Activism and plant-based products were called major threats to the animal agriculture industry by agribusiness news site Feedstuffs this month.
The article, Six greatest ag challenges for 2018, lists six anticipated hurdles - and highlights effects of veganism, calling activist activity like undercover filming an 'assault' on animal ag.
Its author, Chuck Jolley, is the president of a food marketing firm whose clients include Cattlenetwork and the North American Meat Association.
Jolley warns the industry that activists are 'still out there; smarter, well-financed, more sophisticated and deeply determined to end animal agriculture'.
He adds that ag-gag laws - intended to prevent filming on farms without consent - have been ineffective in stopping them.
He said: "If anything, those laws gave them serious ammunition in their public relations war against you [asking why big ag needs these laws if it has nothing to hide]."
Amanda Hitt, Director of the Food Integrity Campaign with the Government Accountability Project says that, for activists, 'getting caught (breaking ag-gag laws) might be even better than not getting caught'.
Jolley also offers tips to animal agriculture businesses to avoid being exposed for bad practices, and calls activist organizations like Mercy for Animals and Direct Action Everywhere 'demons'.
Jolley warns that ‘competition for the centre of the consumer’s plate,’ in the form of increasingly popular of meat and dairy alternatives is another major threat, with forecasted sales of these products set to hit $25 billion within ‘two short years’.
He writes: "After years of hanging around the far distant fringes of even the most healthier-than-thou hippy co-ops and vegetarian prone supermarkets, faux burgers and holiday tofurky products are becoming mainstream."
According to Jolley, massive cash injections from 'the likes of billionaire philanthropists Bill Gates and Richard Branson' mean there are some companies with the money 'to do the serious research to make fake meat taste more like the real thing'.
Aside from activism and plant-based products, Jolley lists four additional threats to agribusiness for the coming year.
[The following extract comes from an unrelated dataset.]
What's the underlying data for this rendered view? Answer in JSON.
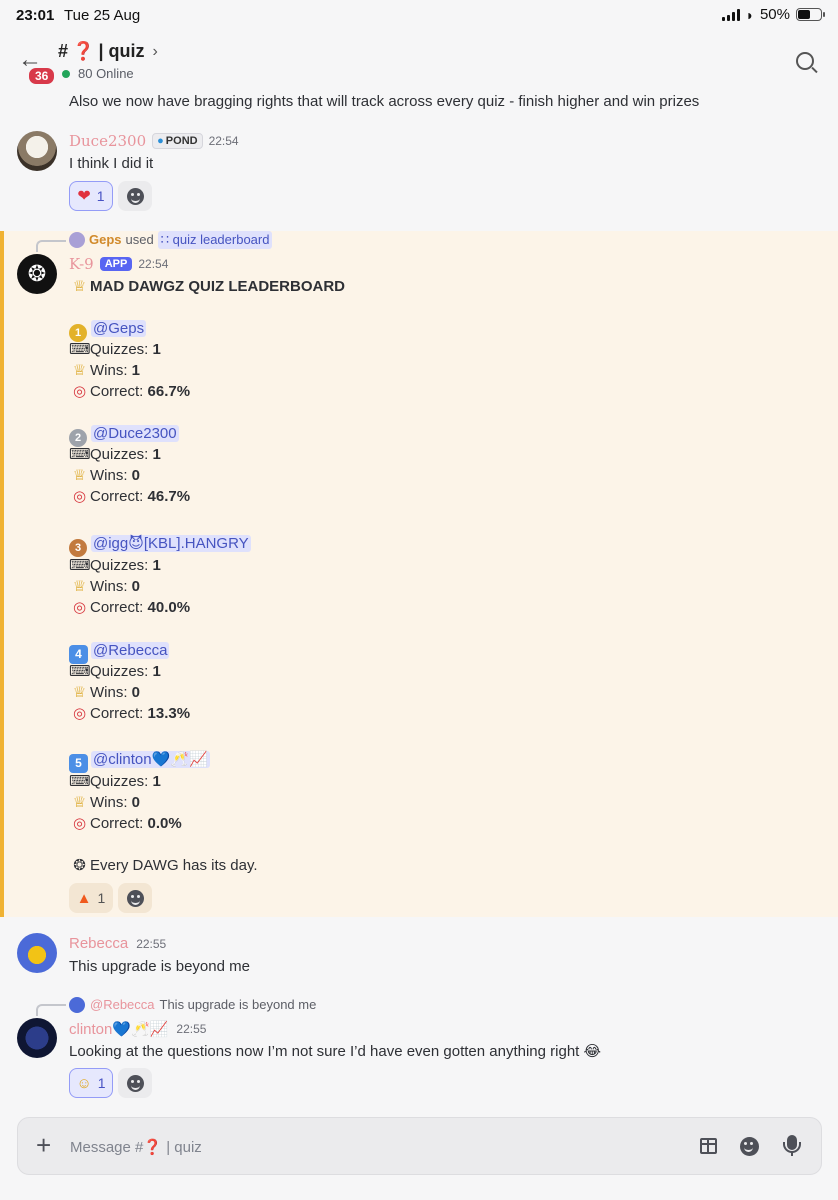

He claims cost and accessibility of transportation, a lack of cheap labour, reduced international trade and a new farm bill which will redistribute government subsidization will also pose a threat to animal ag in 2018.